(DATASET CONTENT Opens)

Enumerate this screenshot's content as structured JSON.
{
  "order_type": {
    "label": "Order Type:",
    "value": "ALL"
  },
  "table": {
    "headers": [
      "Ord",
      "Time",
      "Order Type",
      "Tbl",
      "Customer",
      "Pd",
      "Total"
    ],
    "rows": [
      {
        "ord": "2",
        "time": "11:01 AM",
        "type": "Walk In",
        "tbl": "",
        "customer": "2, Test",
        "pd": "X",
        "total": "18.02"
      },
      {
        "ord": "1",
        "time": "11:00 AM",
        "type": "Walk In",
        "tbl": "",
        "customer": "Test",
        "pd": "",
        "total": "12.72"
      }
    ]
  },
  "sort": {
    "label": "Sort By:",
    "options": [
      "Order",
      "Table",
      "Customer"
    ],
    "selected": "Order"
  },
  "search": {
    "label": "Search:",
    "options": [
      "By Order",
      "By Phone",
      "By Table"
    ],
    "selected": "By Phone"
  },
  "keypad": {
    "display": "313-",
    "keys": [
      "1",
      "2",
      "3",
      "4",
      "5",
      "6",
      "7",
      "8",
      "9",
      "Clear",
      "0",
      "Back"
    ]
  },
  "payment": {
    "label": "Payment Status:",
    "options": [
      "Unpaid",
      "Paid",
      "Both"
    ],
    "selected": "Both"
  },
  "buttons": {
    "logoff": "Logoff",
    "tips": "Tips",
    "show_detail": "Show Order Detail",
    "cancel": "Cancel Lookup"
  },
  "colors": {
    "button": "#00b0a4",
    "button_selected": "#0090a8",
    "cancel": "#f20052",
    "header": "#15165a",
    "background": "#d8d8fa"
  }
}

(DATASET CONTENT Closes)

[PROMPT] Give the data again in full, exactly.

[WRITTEN ANSWER]
Enumerate this screenshot's content as structured JSON.
{
  "order_type": {
    "label": "Order Type:",
    "value": "ALL"
  },
  "table": {
    "headers": [
      "Ord",
      "Time",
      "Order Type",
      "Tbl",
      "Customer",
      "Pd",
      "Total"
    ],
    "rows": [
      {
        "ord": "2",
        "time": "11:01 AM",
        "type": "Walk In",
        "tbl": "",
        "customer": "2, Test",
        "pd": "X",
        "total": "18.02"
      },
      {
        "ord": "1",
        "time": "11:00 AM",
        "type": "Walk In",
        "tbl": "",
        "customer": "Test",
        "pd": "",
        "total": "12.72"
      }
    ]
  },
  "sort": {
    "label": "Sort By:",
    "options": [
      "Order",
      "Table",
      "Customer"
    ],
    "selected": "Order"
  },
  "search": {
    "label": "Search:",
    "options": [
      "By Order",
      "By Phone",
      "By Table"
    ],
    "selected": "By Phone"
  },
  "keypad": {
    "display": "313-",
    "keys": [
      "1",
      "2",
      "3",
      "4",
      "5",
      "6",
      "7",
      "8",
      "9",
      "Clear",
      "0",
      "Back"
    ]
  },
  "payment": {
    "label": "Payment Status:",
    "options": [
      "Unpaid",
      "Paid",
      "Both"
    ],
    "selected": "Both"
  },
  "buttons": {
    "logoff": "Logoff",
    "tips": "Tips",
    "show_detail": "Show Order Detail",
    "cancel": "Cancel Lookup"
  },
  "colors": {
    "button": "#00b0a4",
    "button_selected": "#0090a8",
    "cancel": "#f20052",
    "header": "#15165a",
    "background": "#d8d8fa"
  }
}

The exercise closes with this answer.